Ours is not a romantic passion. We were never, even when I was slender and it looked good, one of those couples who are all over each other in private or in public. In fact, most people seeing us in public probably feel sorry. “Those people aren’t even talking. I’ll bet they don’t even like each other.” Well, I’m sure that some days he would agree with them.

Today is Thursday. Garbage day in the neighborhood. I’ll get up and rat around the house until everyone else gets up. My granddaughter will be screaming through the kitchen as I cook dinner. Bill will be at the table drinking his coffee and playing referee for me. After dinner, before he goes to work, he’ll go get the garbage can. He’ll come home around eleven and endure me watching an episode of The Walking Dead before he can watch The Big Bang Theory or Top Gear. We’ll go to bed around 12:30.

There is nothing crazy, exciting, surprising or toe-curling about our lives. The gifts are still spot-on—techy stuff that sometimes takes me further away from him for a while. There’s nothing extraordinary about us, except he loves me in the way I need to remain sane.

Click to hear the song, “You’re Still the One” by Orleans and listen to what is still the anthem of our marriage. (Hey, it beats “Life in the Fast Lane” by the Eagles, which was the runner-up.)

Honorable Clergymen

Most of us probably watched the Super Bowl this past Sunday night (just to see Linnea’s son Davis rock that palm tree in the halftime show). I really didn’t care which team won, but there was a person on the sidelines for the New England Patriots who caught my attention – their chaplain, Jack Easterby.

Jack Easterby, chaplain of the New England Patriots

Jack Easterby, chaplain of the New England Patriots

The typical team chaplain is a pastor at a local church who volunteers to host Saturday chapel for 10 or so players who attend and is compensated with cash in a collection plate. In New England, Easterby has an office. He 
hosts Bible study, works coaches’ hours in his office counseling players and their wives, throws passes in practice to Darrelle Revis and sometimes even jumps in on scout-team drills. When he’s not listening, he’s texting. When he’s not texting, he’s writing players and coaches individual notes, recapping their personal goals and reminding them of how thankful he is to know them. He prefers to be called a character coach, not a chaplain, because he doesn’t push religion on anyone. “He just wants to love you,” Slater says. “He just wants to be your friend. How can you not love a guy like that?”

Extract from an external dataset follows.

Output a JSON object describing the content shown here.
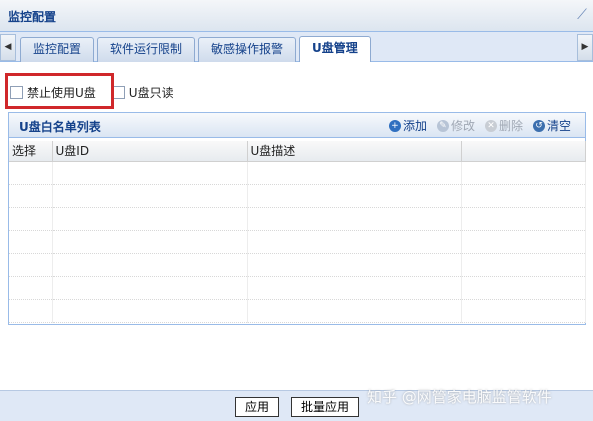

I’ve never met Easterby personally, but I’ve known about him for several years as the University of South Carolina campus director of the Fellowship of Christian Athletes. My future son-in-law did an internship with him a few summers ago. In 2005, he got a job as the academic adviser for the Gamecocks men’s basketball team. He began hosting Bible study for all of USC’s athletes and coaches, and he learned how to bond with all kinds of young men — fatherless, fathers themselves, black, white, rich, poor — by focusing like a laser on what they needed, not what he wanted. “Jack cut across all religious beliefs,” says then-coach Dave Odom.

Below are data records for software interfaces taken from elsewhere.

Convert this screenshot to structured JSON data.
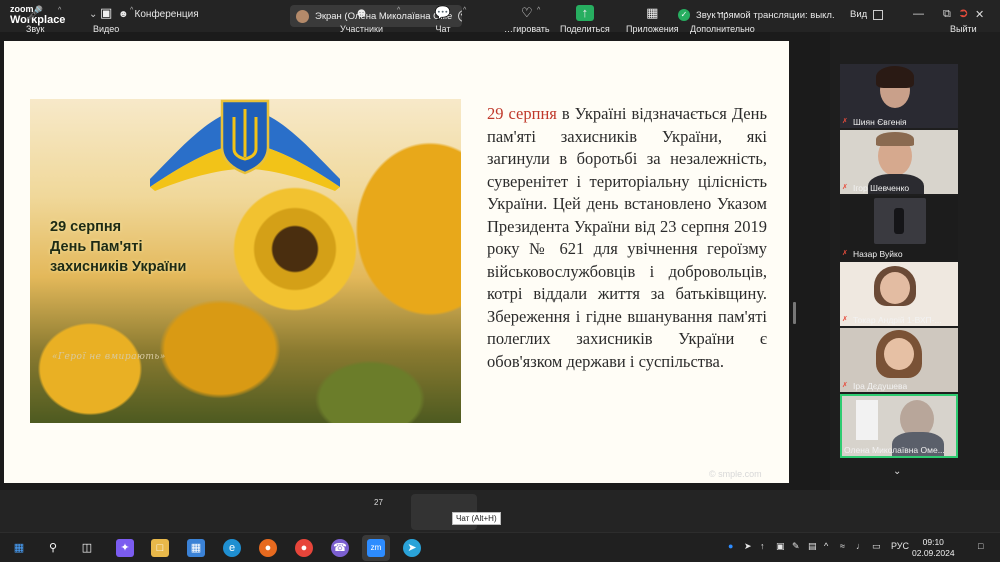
{
  "topbar": {
    "logo_line1": "zoom",
    "logo_line2": "Workplace",
    "meeting_label": "Конференция",
    "share_label": "Экран (Олена Миколаївна Оме",
    "live_audio": "Звук прямой трансляции: выкл.",
    "view_label": "Вид"
  },
  "slide": {
    "photo_lines": [
      "29 серпня",
      "День Пам'яті",
      "захисників України"
    ],
    "motto": "«Герої не вмирають»",
    "body_red": "29 серпня",
    "body_rest": " в Україні відзначається День пам'яті захисників України, які загинули в боротьбі за незалежність, суверенітет і територіальну цілісність України. Цей день встановлено Указом Президента України від 23 серпня 2019 року № 621 для увічнення героїзму військовослужбовців і добровольців, котрі віддали життя за батьківщину. Збереження і гідне вшанування пам'яті полеглих захисників України є обов'язком держави і суспільства.",
    "watermark": "© smple.com"
  },
  "participants": [
    {
      "name": "Шиян Євгенія",
      "muted": true
    },
    {
      "name": "Ігор Шевченко",
      "muted": true
    },
    {
      "name": "Назар Вуйко",
      "muted": true
    },
    {
      "name": "Токар Андрій 1-ВХП-...",
      "muted": true
    },
    {
      "name": "Іра Дєдушева",
      "muted": true
    },
    {
      "name": "Олена Миколаївна Оме...",
      "muted": false
    }
  ],
  "toolbar": {
    "audio": "Звук",
    "video": "Видео",
    "participants": "Участники",
    "participants_count": "27",
    "chat": "Чат",
    "react": "…гировать",
    "share": "Поделиться",
    "apps": "Приложения",
    "more": "Дополнительно",
    "leave": "Выйти",
    "tooltip": "Чат (Alt+H)"
  },
  "taskbar": {
    "lang": "РУС",
    "time": "09:10",
    "date": "02.09.2024"
  },
  "colors": {
    "accent_green": "#27ae60",
    "muted_red": "#e74c3c",
    "slide_red": "#c0392b"
  }
}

He still lives in Columbia, SC, with his wife and two young daughters. He travels to Foxborough for Thursday through Monday, but he sees himself as a character coach more than a team chaplain.

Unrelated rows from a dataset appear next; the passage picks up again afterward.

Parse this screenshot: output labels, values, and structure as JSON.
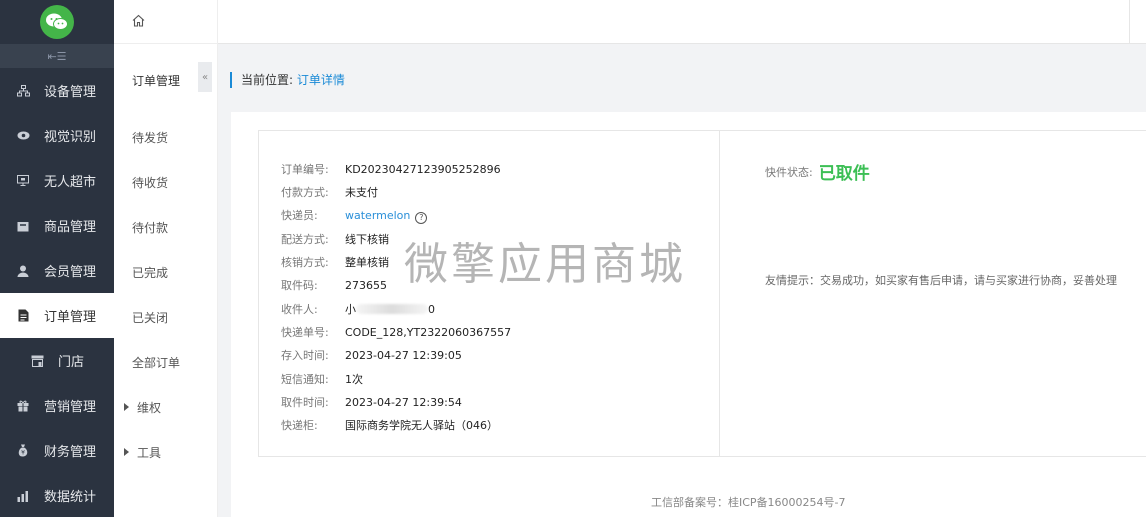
{
  "sidebar": {
    "items": [
      {
        "label": "设备管理",
        "icon": "device-icon"
      },
      {
        "label": "视觉识别",
        "icon": "eye-icon"
      },
      {
        "label": "无人超市",
        "icon": "monitor-icon"
      },
      {
        "label": "商品管理",
        "icon": "box-icon"
      },
      {
        "label": "会员管理",
        "icon": "user-icon"
      },
      {
        "label": "订单管理",
        "icon": "document-icon"
      },
      {
        "label": "门店",
        "icon": "store-icon"
      },
      {
        "label": "营销管理",
        "icon": "gift-icon"
      },
      {
        "label": "财务管理",
        "icon": "money-bag-icon"
      },
      {
        "label": "数据统计",
        "icon": "bar-chart-icon"
      }
    ]
  },
  "submenu": {
    "title": "订单管理",
    "items": [
      "待发货",
      "待收货",
      "待付款",
      "已完成",
      "已关闭",
      "全部订单"
    ],
    "groups": [
      "维权",
      "工具"
    ]
  },
  "breadcrumb": {
    "prefix": "当前位置:",
    "current": "订单详情"
  },
  "order": {
    "fields": [
      {
        "label": "订单编号:",
        "value": "KD20230427123905252896"
      },
      {
        "label": "付款方式:",
        "value": "未支付"
      },
      {
        "label": "快递员:",
        "value": "watermelon"
      },
      {
        "label": "配送方式:",
        "value": "线下核销"
      },
      {
        "label": "核销方式:",
        "value": "整单核销"
      },
      {
        "label": "取件码:",
        "value": "273655"
      },
      {
        "label": "收件人:",
        "value_prefix": "小",
        "value_suffix": "0"
      },
      {
        "label": "快递单号:",
        "value": "CODE_128,YT2322060367557"
      },
      {
        "label": "存入时间:",
        "value": "2023-04-27 12:39:05"
      },
      {
        "label": "短信通知:",
        "value": "1次"
      },
      {
        "label": "取件时间:",
        "value": "2023-04-27 12:39:54"
      },
      {
        "label": "快递柜:",
        "value": "国际商务学院无人驿站（046）"
      }
    ],
    "status_label": "快件状态:",
    "status_value": "已取件",
    "status_color": "#3cbf55",
    "tips": "友情提示：交易成功，如买家有售后申请，请与买家进行协商，妥善处理"
  },
  "watermark": "微擎应用商城",
  "footer": "工信部备案号：桂ICP备16000254号-7",
  "colors": {
    "sidebar_bg": "#2b3340",
    "accent": "#1a8ad6",
    "logo": "#44b549"
  }
}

There are very few admirable men of the cloth in Austen’s writings. Henry Tilney and Edward Ferrars are the only two which come to mind. I’ve already mentioned Edward in a previous post, so the spotlight is on Henry today.

Tilney (Northanger Abbey)is intelligent and witty. He’s fairly handsome, loyal to his family, particularly his sister Elinor, and attracted to the heroine Catherine Morland. When Catherine is dismissed in disgrace from his ancestral home while he is on his own estate, he follows her, apologizes for his previous misunderstanding of her, and proposes. There is no hint of a Collins in the man – no subservient, overly complimentary tendencies. No fawning. He is straightforward and honest.

JJ Feild as Tilney

JJ Feild as Tilney

Peter Firth in the role of Henry Tilney

Peter Firth in the role of Henry Tilney